**YOUR ASSIGNMENT:** What you return must be the complete listing, unchanged.

**DATA FOR ANALYSIS:**

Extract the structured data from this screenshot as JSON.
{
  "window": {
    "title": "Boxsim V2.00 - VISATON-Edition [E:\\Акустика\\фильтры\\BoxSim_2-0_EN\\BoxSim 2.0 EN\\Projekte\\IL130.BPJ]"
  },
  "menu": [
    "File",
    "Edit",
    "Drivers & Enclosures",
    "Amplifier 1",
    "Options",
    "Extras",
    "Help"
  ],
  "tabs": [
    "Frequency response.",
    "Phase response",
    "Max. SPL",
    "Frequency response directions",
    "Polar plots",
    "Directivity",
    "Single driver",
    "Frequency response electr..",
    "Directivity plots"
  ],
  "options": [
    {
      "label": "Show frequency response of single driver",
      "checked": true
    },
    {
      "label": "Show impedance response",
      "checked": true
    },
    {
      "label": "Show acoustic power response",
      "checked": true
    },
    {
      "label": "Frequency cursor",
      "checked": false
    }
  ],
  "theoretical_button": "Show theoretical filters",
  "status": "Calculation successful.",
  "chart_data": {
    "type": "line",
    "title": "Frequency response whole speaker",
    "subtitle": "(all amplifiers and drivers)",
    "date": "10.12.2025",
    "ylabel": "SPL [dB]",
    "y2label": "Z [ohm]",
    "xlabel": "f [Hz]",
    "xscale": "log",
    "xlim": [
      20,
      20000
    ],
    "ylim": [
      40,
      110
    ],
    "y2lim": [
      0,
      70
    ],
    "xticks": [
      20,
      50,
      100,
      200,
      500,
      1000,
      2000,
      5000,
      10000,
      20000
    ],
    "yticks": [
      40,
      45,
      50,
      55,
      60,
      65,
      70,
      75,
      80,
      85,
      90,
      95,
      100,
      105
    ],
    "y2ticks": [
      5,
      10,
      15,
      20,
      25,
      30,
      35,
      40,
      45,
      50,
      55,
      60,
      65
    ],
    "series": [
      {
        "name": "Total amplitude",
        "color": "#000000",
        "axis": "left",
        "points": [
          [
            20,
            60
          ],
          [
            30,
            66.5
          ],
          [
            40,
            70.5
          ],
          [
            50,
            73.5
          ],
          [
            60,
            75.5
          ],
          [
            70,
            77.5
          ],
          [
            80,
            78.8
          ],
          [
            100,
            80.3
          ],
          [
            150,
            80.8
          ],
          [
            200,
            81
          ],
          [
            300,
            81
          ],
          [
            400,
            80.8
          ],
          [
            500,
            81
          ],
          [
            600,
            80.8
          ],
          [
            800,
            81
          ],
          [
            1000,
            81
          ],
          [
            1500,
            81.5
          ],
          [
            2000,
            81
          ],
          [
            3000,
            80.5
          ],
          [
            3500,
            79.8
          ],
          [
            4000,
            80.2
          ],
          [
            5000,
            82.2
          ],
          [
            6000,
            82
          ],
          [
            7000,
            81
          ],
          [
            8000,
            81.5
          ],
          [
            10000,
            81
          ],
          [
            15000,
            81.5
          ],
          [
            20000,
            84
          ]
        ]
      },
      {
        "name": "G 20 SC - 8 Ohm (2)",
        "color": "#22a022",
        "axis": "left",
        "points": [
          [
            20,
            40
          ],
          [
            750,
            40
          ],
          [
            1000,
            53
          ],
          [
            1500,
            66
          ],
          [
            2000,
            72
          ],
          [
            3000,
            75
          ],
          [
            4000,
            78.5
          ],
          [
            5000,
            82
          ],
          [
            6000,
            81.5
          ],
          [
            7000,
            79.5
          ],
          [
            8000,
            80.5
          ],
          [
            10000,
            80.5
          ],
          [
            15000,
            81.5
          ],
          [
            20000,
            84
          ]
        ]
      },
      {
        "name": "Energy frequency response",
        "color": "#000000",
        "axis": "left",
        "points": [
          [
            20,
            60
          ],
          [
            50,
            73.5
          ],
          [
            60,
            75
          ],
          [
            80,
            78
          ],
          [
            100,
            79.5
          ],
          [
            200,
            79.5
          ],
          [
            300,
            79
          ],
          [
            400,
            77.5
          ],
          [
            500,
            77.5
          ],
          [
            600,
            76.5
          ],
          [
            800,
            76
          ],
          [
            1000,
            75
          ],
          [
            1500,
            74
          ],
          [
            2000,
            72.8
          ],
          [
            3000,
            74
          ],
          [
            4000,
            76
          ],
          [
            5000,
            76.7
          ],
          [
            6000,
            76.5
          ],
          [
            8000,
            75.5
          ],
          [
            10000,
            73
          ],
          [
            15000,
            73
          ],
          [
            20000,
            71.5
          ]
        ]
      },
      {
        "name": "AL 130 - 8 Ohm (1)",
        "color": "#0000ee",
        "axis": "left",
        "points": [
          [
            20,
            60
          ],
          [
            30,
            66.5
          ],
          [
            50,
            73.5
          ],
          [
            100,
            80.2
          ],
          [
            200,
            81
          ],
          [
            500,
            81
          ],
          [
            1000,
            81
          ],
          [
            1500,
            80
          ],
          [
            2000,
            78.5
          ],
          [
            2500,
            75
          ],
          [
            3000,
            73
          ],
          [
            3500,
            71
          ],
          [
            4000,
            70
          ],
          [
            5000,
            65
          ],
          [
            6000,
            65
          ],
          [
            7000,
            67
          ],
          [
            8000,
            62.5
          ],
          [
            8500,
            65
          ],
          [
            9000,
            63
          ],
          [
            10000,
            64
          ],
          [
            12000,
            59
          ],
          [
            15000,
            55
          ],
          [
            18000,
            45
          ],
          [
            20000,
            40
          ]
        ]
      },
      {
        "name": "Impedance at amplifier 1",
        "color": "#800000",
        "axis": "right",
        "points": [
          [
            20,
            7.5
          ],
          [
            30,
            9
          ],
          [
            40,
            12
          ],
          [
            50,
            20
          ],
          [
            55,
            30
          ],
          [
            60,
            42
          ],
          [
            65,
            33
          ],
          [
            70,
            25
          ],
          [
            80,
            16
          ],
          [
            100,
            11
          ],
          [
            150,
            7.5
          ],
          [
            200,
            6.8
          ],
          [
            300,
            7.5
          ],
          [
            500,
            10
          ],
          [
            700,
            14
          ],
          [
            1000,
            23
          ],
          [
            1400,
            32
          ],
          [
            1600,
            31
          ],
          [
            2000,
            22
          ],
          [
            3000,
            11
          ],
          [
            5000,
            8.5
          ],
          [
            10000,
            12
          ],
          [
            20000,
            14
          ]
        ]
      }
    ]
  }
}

**RESPONSE TO THE TASK:**
Extract the structured data from this screenshot as JSON.
{
  "window": {
    "title": "Boxsim V2.00 - VISATON-Edition [E:\\Акустика\\фильтры\\BoxSim_2-0_EN\\BoxSim 2.0 EN\\Projekte\\IL130.BPJ]"
  },
  "menu": [
    "File",
    "Edit",
    "Drivers & Enclosures",
    "Amplifier 1",
    "Options",
    "Extras",
    "Help"
  ],
  "tabs": [
    "Frequency response.",
    "Phase response",
    "Max. SPL",
    "Frequency response directions",
    "Polar plots",
    "Directivity",
    "Single driver",
    "Frequency response electr..",
    "Directivity plots"
  ],
  "options": [
    {
      "label": "Show frequency response of single driver",
      "checked": true
    },
    {
      "label": "Show impedance response",
      "checked": true
    },
    {
      "label": "Show acoustic power response",
      "checked": true
    },
    {
      "label": "Frequency cursor",
      "checked": false
    }
  ],
  "theoretical_button": "Show theoretical filters",
  "status": "Calculation successful.",
  "chart_data": {
    "type": "line",
    "title": "Frequency response whole speaker",
    "subtitle": "(all amplifiers and drivers)",
    "date": "10.12.2025",
    "ylabel": "SPL [dB]",
    "y2label": "Z [ohm]",
    "xlabel": "f [Hz]",
    "xscale": "log",
    "xlim": [
      20,
      20000
    ],
    "ylim": [
      40,
      110
    ],
    "y2lim": [
      0,
      70
    ],
    "xticks": [
      20,
      50,
      100,
      200,
      500,
      1000,
      2000,
      5000,
      10000,
      20000
    ],
    "yticks": [
      40,
      45,
      50,
      55,
      60,
      65,
      70,
      75,
      80,
      85,
      90,
      95,
      100,
      105
    ],
    "y2ticks": [
      5,
      10,
      15,
      20,
      25,
      30,
      35,
      40,
      45,
      50,
      55,
      60,
      65
    ],
    "series": [
      {
        "name": "Total amplitude",
        "color": "#000000",
        "axis": "left",
        "points": [
          [
            20,
            60
          ],
          [
            30,
            66.5
          ],
          [
            40,
            70.5
          ],
          [
            50,
            73.5
          ],
          [
            60,
            75.5
          ],
          [
            70,
            77.5
          ],
          [
            80,
            78.8
          ],
          [
            100,
            80.3
          ],
          [
            150,
            80.8
          ],
          [
            200,
            81
          ],
          [
            300,
            81
          ],
          [
            400,
            80.8
          ],
          [
            500,
            81
          ],
          [
            600,
            80.8
          ],
          [
            800,
            81
          ],
          [
            1000,
            81
          ],
          [
            1500,
            81.5
          ],
          [
            2000,
            81
          ],
          [
            3000,
            80.5
          ],
          [
            3500,
            79.8
          ],
          [
            4000,
            80.2
          ],
          [
            5000,
            82.2
          ],
          [
            6000,
            82
          ],
          [
            7000,
            81
          ],
          [
            8000,
            81.5
          ],
          [
            10000,
            81
          ],
          [
            15000,
            81.5
          ],
          [
            20000,
            84
          ]
        ]
      },
      {
        "name": "G 20 SC - 8 Ohm (2)",
        "color": "#22a022",
        "axis": "left",
        "points": [
          [
            20,
            40
          ],
          [
            750,
            40
          ],
          [
            1000,
            53
          ],
          [
            1500,
            66
          ],
          [
            2000,
            72
          ],
          [
            3000,
            75
          ],
          [
            4000,
            78.5
          ],
          [
            5000,
            82
          ],
          [
            6000,
            81.5
          ],
          [
            7000,
            79.5
          ],
          [
            8000,
            80.5
          ],
          [
            10000,
            80.5
          ],
          [
            15000,
            81.5
          ],
          [
            20000,
            84
          ]
        ]
      },
      {
        "name": "Energy frequency response",
        "color": "#000000",
        "axis": "left",
        "points": [
          [
            20,
            60
          ],
          [
            50,
            73.5
          ],
          [
            60,
            75
          ],
          [
            80,
            78
          ],
          [
            100,
            79.5
          ],
          [
            200,
            79.5
          ],
          [
            300,
            79
          ],
          [
            400,
            77.5
          ],
          [
            500,
            77.5
          ],
          [
            600,
            76.5
          ],
          [
            800,
            76
          ],
          [
            1000,
            75
          ],
          [
            1500,
            74
          ],
          [
            2000,
            72.8
          ],
          [
            3000,
            74
          ],
          [
            4000,
            76
          ],
          [
            5000,
            76.7
          ],
          [
            6000,
            76.5
          ],
          [
            8000,
            75.5
          ],
          [
            10000,
            73
          ],
          [
            15000,
            73
          ],
          [
            20000,
            71.5
          ]
        ]
      },
      {
        "name": "AL 130 - 8 Ohm (1)",
        "color": "#0000ee",
        "axis": "left",
        "points": [
          [
            20,
            60
          ],
          [
            30,
            66.5
          ],
          [
            50,
            73.5
          ],
          [
            100,
            80.2
          ],
          [
            200,
            81
          ],
          [
            500,
            81
          ],
          [
            1000,
            81
          ],
          [
            1500,
            80
          ],
          [
            2000,
            78.5
          ],
          [
            2500,
            75
          ],
          [
            3000,
            73
          ],
          [
            3500,
            71
          ],
          [
            4000,
            70
          ],
          [
            5000,
            65
          ],
          [
            6000,
            65
          ],
          [
            7000,
            67
          ],
          [
            8000,
            62.5
          ],
          [
            8500,
            65
          ],
          [
            9000,
            63
          ],
          [
            10000,
            64
          ],
          [
            12000,
            59
          ],
          [
            15000,
            55
          ],
          [
            18000,
            45
          ],
          [
            20000,
            40
          ]
        ]
      },
      {
        "name": "Impedance at amplifier 1",
        "color": "#800000",
        "axis": "right",
        "points": [
          [
            20,
            7.5
          ],
          [
            30,
            9
          ],
          [
            40,
            12
          ],
          [
            50,
            20
          ],
          [
            55,
            30
          ],
          [
            60,
            42
          ],
          [
            65,
            33
          ],
          [
            70,
            25
          ],
          [
            80,
            16
          ],
          [
            100,
            11
          ],
          [
            150,
            7.5
          ],
          [
            200,
            6.8
          ],
          [
            300,
            7.5
          ],
          [
            500,
            10
          ],
          [
            700,
            14
          ],
          [
            1000,
            23
          ],
          [
            1400,
            32
          ],
          [
            1600,
            31
          ],
          [
            2000,
            22
          ],
          [
            3000,
            11
          ],
          [
            5000,
            8.5
          ],
          [
            10000,
            12
          ],
          [
            20000,
            14
          ]
        ]
      }
    ]
  }
}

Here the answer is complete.